"Americans have always been uneasy about dancing with dictators. But in the age of terror such a policy can be very costly. Musharraf's method of maintaining his thin legitimacy is an example of just how costly. In order to keep himself in power, Musharraf has cut deals with the Mutahhida Majlis Amal (MMA, or United Action Council), a coalition of Islamic parties, and barred the parties of his main secular political rivals, former prime ministers Bhutto and Sharif. This was an attempt to 'create the illusion that radical Islamist groups were gaining power through democratic means, thus minimizing the prospect that the international community—especially the United States while Pakistan offers support in the war against al Qaeda—would press for democratic reform,' scholar Husain Haqqani wrote in his recent book, Pakistan: Between Mosque and Military. But because these Islamist groups have continued to grow in power and influence, they may no longer be controllable.

"The monster that Musharraf cynically nurtured to keep himself in office is now threatening him personally: Al Qaeda elements that have found increasing support in friendly areas of Pakistan controlled by Islamists have tried to assassinate him twice.

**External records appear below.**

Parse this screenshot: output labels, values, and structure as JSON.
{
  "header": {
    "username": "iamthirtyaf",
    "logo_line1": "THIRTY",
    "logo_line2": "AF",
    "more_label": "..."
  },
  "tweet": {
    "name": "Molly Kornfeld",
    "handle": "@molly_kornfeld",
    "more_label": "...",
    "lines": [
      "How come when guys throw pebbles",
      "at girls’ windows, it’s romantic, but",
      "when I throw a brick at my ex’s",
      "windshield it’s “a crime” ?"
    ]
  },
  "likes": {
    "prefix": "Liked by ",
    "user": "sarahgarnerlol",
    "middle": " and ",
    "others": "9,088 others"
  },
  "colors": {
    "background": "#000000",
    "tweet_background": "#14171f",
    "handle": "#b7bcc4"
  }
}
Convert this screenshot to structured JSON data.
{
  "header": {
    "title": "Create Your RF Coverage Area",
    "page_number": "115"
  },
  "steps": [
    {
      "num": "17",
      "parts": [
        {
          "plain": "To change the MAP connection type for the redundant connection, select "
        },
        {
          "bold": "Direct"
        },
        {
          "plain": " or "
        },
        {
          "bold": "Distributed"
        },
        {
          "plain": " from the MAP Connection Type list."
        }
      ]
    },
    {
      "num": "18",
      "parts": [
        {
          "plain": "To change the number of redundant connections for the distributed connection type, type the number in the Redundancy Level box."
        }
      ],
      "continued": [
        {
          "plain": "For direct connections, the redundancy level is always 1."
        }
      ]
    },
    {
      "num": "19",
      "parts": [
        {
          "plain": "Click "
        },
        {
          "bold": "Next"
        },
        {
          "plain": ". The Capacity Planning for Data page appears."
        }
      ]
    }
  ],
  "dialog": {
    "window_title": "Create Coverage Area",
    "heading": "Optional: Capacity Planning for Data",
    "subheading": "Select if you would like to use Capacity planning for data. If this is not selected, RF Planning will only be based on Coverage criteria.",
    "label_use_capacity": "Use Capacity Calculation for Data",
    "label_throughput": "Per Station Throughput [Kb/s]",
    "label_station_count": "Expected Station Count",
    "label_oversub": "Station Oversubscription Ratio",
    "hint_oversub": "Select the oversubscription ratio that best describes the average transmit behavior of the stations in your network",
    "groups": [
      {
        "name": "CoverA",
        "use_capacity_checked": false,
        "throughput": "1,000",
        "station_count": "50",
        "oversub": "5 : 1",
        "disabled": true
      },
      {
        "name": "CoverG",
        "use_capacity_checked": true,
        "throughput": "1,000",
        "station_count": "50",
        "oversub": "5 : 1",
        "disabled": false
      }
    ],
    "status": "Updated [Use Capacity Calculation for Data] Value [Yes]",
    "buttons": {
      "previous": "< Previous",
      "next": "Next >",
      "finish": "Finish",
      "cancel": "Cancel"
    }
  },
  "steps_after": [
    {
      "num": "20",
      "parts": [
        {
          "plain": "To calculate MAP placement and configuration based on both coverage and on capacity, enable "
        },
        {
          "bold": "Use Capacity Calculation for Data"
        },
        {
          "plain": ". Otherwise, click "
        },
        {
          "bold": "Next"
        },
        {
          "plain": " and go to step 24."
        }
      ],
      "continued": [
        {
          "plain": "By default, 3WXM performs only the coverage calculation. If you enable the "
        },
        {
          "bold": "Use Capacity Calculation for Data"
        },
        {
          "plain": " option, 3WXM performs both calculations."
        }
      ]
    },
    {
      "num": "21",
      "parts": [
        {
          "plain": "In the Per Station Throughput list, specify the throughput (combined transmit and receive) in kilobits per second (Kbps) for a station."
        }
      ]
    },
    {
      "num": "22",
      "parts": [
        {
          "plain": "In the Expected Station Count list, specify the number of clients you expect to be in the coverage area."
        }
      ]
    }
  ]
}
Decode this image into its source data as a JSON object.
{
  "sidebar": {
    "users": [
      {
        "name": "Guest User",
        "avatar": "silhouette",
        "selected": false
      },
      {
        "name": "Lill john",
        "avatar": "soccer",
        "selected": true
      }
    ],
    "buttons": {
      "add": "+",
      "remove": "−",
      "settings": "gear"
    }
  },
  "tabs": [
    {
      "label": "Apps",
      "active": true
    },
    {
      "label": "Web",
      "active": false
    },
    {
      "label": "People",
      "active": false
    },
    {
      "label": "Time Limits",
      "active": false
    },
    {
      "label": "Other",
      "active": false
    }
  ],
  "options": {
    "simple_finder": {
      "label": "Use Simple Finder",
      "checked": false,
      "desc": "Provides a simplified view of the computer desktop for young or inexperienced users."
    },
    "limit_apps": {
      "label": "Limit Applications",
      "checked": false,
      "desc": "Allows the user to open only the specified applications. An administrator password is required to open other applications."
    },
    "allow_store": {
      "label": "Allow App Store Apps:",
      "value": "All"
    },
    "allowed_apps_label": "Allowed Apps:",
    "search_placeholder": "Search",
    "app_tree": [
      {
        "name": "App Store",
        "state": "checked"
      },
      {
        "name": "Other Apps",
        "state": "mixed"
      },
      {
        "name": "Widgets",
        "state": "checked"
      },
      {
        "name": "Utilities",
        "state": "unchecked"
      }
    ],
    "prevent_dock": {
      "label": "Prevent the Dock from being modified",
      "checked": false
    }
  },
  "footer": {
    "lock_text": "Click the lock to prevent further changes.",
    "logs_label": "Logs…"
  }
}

Some U.S. officials now fear that that this nuclear-armed nation is teetering on the verge of chaos, and the result could be every American's worst nightmare: that nuclear material or knowhow, or God forbid, a bomb, falls into the hands of terrorists."

What Digby said

Political storms are transformative -- a critical mass of the population realize the error of their ways, or at least an error in the way of some elite and powerful group, and sweep away that group and the supporting assumptions, which kept that group in power.

One reason, aside from the impotence of the Democratic Congress, that I know that The Political Storm has not swept America is the Giuliani Campaign -- really the whole Republican field apart from Ron Paul seems majorly detached from reality, but Giuliani is both the front-runner, and the Republican candidate most favored by Bush, himself. As digby at Hullabaloo puts it: ". . . it really appears to me that the Republicans may just nominate someone dumber than Bush and crazier than Cheney. And without the morals of either of them. How is that even possible? "

How indeed?

Friday, November 2, 2007

The Logic of Empire

Anthro writes on the critical logic of Empire versus the Logic of Democracy.

He explains why Cheney may have already won, or why he may well win the game, even as he loses power. Those, who follow have many strong incentives to mirror the behavior of Cheney, even in trying to reverse what he's done, and so may end up just accepting revolutionary premises Cheney has brought to American foreign policy and American conceptions government.

There's a strong case to be made that 2004 was the critical election, and the good guys lost, and there's no going back.

So many people seem to be hypnotized by the logic of illogic. Simply arresting Bush and Cheney and the rest and shipping them off to stand trial for war crimes at the Hague is apparently unthinkable. Simply withdrawing posthaste from Iraq is simply unthinkable.

Well, the U.S. has been going down the tubes, because so few have been willing to think. So, maybe it is time some started.